(SUPPLIED MATERIAL Opens)

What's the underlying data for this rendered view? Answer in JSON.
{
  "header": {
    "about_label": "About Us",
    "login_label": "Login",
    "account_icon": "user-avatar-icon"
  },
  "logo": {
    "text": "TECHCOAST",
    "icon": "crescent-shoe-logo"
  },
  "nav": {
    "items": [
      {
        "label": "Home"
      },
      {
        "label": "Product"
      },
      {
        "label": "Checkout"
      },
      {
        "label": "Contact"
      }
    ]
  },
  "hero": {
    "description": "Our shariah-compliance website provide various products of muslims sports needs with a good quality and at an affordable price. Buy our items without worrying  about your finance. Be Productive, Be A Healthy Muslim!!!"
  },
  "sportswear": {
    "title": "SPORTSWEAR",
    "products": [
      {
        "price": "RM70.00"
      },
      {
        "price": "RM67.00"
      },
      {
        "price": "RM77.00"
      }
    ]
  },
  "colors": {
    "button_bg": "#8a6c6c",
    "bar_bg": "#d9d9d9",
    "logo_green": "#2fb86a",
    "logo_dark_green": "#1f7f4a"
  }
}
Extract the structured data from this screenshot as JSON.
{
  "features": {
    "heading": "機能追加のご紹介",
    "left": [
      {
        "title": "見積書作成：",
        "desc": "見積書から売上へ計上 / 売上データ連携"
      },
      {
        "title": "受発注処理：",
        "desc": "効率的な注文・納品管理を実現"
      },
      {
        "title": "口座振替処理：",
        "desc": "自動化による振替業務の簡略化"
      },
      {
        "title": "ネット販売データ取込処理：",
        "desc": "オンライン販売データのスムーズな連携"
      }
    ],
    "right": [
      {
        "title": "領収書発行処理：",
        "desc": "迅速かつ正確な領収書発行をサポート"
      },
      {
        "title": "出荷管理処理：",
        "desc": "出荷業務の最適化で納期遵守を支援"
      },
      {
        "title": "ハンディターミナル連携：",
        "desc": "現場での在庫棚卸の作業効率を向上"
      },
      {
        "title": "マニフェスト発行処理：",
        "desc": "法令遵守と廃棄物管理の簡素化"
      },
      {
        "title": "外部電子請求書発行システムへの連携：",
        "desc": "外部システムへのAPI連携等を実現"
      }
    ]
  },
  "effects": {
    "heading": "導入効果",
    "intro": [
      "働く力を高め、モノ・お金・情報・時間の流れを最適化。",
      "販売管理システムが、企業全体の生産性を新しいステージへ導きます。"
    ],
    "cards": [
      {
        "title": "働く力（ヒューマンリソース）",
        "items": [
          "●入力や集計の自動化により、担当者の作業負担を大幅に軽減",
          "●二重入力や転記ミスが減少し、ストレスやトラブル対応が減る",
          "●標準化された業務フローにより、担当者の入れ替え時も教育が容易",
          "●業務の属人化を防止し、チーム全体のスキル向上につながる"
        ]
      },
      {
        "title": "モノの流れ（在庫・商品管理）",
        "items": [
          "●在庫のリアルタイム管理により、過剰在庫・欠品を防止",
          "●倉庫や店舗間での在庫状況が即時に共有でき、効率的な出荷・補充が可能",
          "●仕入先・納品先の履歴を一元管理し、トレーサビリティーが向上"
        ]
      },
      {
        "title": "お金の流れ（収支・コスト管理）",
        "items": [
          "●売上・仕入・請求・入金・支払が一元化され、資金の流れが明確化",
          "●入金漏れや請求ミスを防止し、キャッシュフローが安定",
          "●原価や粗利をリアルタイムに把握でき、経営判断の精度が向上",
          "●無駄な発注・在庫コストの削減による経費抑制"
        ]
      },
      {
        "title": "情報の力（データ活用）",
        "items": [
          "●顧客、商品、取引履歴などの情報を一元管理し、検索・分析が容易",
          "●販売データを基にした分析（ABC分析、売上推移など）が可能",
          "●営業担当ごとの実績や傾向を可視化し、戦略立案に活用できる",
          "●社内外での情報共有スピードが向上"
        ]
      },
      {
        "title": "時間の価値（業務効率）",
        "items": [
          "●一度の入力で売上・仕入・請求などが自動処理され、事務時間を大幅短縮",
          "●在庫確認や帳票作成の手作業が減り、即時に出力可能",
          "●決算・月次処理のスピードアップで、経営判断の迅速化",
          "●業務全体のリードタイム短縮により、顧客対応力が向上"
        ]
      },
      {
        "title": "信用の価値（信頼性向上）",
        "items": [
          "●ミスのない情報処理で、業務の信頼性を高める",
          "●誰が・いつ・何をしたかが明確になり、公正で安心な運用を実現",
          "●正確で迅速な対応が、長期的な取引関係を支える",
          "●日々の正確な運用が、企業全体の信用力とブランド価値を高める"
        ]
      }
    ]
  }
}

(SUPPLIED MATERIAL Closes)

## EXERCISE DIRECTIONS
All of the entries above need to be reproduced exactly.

## RESPONSE TO THIS EXERCISE
What's the underlying data for this rendered view? Answer in JSON.
{
  "header": {
    "about_label": "About Us",
    "login_label": "Login",
    "account_icon": "user-avatar-icon"
  },
  "logo": {
    "text": "TECHCOAST",
    "icon": "crescent-shoe-logo"
  },
  "nav": {
    "items": [
      {
        "label": "Home"
      },
      {
        "label": "Product"
      },
      {
        "label": "Checkout"
      },
      {
        "label": "Contact"
      }
    ]
  },
  "hero": {
    "description": "Our shariah-compliance website provide various products of muslims sports needs with a good quality and at an affordable price. Buy our items without worrying  about your finance. Be Productive, Be A Healthy Muslim!!!"
  },
  "sportswear": {
    "title": "SPORTSWEAR",
    "products": [
      {
        "price": "RM70.00"
      },
      {
        "price": "RM67.00"
      },
      {
        "price": "RM77.00"
      }
    ]
  },
  "colors": {
    "button_bg": "#8a6c6c",
    "bar_bg": "#d9d9d9",
    "logo_green": "#2fb86a",
    "logo_dark_green": "#1f7f4a"
  }
}
Extract the structured data from this screenshot as JSON.
{
  "features": {
    "heading": "機能追加のご紹介",
    "left": [
      {
        "title": "見積書作成：",
        "desc": "見積書から売上へ計上 / 売上データ連携"
      },
      {
        "title": "受発注処理：",
        "desc": "効率的な注文・納品管理を実現"
      },
      {
        "title": "口座振替処理：",
        "desc": "自動化による振替業務の簡略化"
      },
      {
        "title": "ネット販売データ取込処理：",
        "desc": "オンライン販売データのスムーズな連携"
      }
    ],
    "right": [
      {
        "title": "領収書発行処理：",
        "desc": "迅速かつ正確な領収書発行をサポート"
      },
      {
        "title": "出荷管理処理：",
        "desc": "出荷業務の最適化で納期遵守を支援"
      },
      {
        "title": "ハンディターミナル連携：",
        "desc": "現場での在庫棚卸の作業効率を向上"
      },
      {
        "title": "マニフェスト発行処理：",
        "desc": "法令遵守と廃棄物管理の簡素化"
      },
      {
        "title": "外部電子請求書発行システムへの連携：",
        "desc": "外部システムへのAPI連携等を実現"
      }
    ]
  },
  "effects": {
    "heading": "導入効果",
    "intro": [
      "働く力を高め、モノ・お金・情報・時間の流れを最適化。",
      "販売管理システムが、企業全体の生産性を新しいステージへ導きます。"
    ],
    "cards": [
      {
        "title": "働く力（ヒューマンリソース）",
        "items": [
          "●入力や集計の自動化により、担当者の作業負担を大幅に軽減",
          "●二重入力や転記ミスが減少し、ストレスやトラブル対応が減る",
          "●標準化された業務フローにより、担当者の入れ替え時も教育が容易",
          "●業務の属人化を防止し、チーム全体のスキル向上につながる"
        ]
      },
      {
        "title": "モノの流れ（在庫・商品管理）",
        "items": [
          "●在庫のリアルタイム管理により、過剰在庫・欠品を防止",
          "●倉庫や店舗間での在庫状況が即時に共有でき、効率的な出荷・補充が可能",
          "●仕入先・納品先の履歴を一元管理し、トレーサビリティーが向上"
        ]
      },
      {
        "title": "お金の流れ（収支・コスト管理）",
        "items": [
          "●売上・仕入・請求・入金・支払が一元化され、資金の流れが明確化",
          "●入金漏れや請求ミスを防止し、キャッシュフローが安定",
          "●原価や粗利をリアルタイムに把握でき、経営判断の精度が向上",
          "●無駄な発注・在庫コストの削減による経費抑制"
        ]
      },
      {
        "title": "情報の力（データ活用）",
        "items": [
          "●顧客、商品、取引履歴などの情報を一元管理し、検索・分析が容易",
          "●販売データを基にした分析（ABC分析、売上推移など）が可能",
          "●営業担当ごとの実績や傾向を可視化し、戦略立案に活用できる",
          "●社内外での情報共有スピードが向上"
        ]
      },
      {
        "title": "時間の価値（業務効率）",
        "items": [
          "●一度の入力で売上・仕入・請求などが自動処理され、事務時間を大幅短縮",
          "●在庫確認や帳票作成の手作業が減り、即時に出力可能",
          "●決算・月次処理のスピードアップで、経営判断の迅速化",
          "●業務全体のリードタイム短縮により、顧客対応力が向上"
        ]
      },
      {
        "title": "信用の価値（信頼性向上）",
        "items": [
          "●ミスのない情報処理で、業務の信頼性を高める",
          "●誰が・いつ・何をしたかが明確になり、公正で安心な運用を実現",
          "●正確で迅速な対応が、長期的な取引関係を支える",
          "●日々の正確な運用が、企業全体の信用力とブランド価値を高める"
        ]
      }
    ]
  }
}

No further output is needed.